Most recently we teamed up with El Concilio (council of Latin speaking organizations) and El Sol, a local Spanish language newspaper to present a workshop at 7th & Fairmont that addressed the rising number of foreclosures in this community and how to possibly bring those numbers down.
Councilwoman Maria D. Quinones-Sanchez was also there to offer information about AVI and stress the importance of workshops like ours to help those in need of advice, and/or, counseling from a mortgage foreclosure expert.
We will also be supporting clean up efforts throughout the city this summer, as well as host a number of informational seminars and workshops at places of worship, recreation centers and banquet halls across the city.
I recently read a report called Collateral Damage: The Spillover Costs of Foreclosures by Debbie Bruenstein Bocian, Peter Smith and Wei Li. The report gave some very somber statistics that stated: “Between 2007 and 2011, 10.9 million homes went into foreclosure” across the country.
The report went on to say that these foreclosures “not only have harmed the families that experienced them, they also have had the negative effects that extend to the neighborhood, community and wider economy”.
In other words, when a house goes into foreclosure, there is a ripple effect that impacts the block, and even the entire neighborhood.
My office understands the dynamics of this, which is why you will see us this summer offering encouragement and even muscle to street cleaning events, community gardens, job fairs, and free medical tests.
The complexities that lead to a foreclosure are often small in the beginning, but grow large and unstoppable because of apathy and a lack of knowledge. This, in turn, kicks in the sense of hopelessness because there seems to be no way out of their situation.
As my office continues to offer assistance in the form of advice and referrals, I sincerely hope that those who need help will take advantage of this information and share it as often as necessary.

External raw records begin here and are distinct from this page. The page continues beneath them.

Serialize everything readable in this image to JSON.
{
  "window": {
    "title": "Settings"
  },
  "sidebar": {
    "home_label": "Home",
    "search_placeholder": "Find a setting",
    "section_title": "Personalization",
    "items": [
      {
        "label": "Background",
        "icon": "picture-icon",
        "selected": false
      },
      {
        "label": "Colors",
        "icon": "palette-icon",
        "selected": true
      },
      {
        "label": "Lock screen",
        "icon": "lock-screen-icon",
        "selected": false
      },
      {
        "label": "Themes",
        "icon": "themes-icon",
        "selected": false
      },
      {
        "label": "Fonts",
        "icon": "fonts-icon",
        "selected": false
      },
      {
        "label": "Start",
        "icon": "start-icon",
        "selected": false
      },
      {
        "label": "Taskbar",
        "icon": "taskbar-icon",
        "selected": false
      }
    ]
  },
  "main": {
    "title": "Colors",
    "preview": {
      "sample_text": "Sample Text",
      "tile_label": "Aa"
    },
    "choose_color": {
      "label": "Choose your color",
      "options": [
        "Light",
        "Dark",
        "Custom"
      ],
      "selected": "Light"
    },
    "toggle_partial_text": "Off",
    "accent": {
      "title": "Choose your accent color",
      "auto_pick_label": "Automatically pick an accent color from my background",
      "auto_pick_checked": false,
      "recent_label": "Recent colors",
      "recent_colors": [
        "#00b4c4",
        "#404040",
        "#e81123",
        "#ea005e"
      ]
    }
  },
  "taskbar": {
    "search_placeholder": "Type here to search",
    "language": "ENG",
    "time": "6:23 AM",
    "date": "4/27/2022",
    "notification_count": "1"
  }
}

I believe that a stable and aesthetically pleasing community is a large part of the incentive for folks to understand the importance of keeping up with mortgage payments.
After all, if you like where you live, you will want to stay where you live.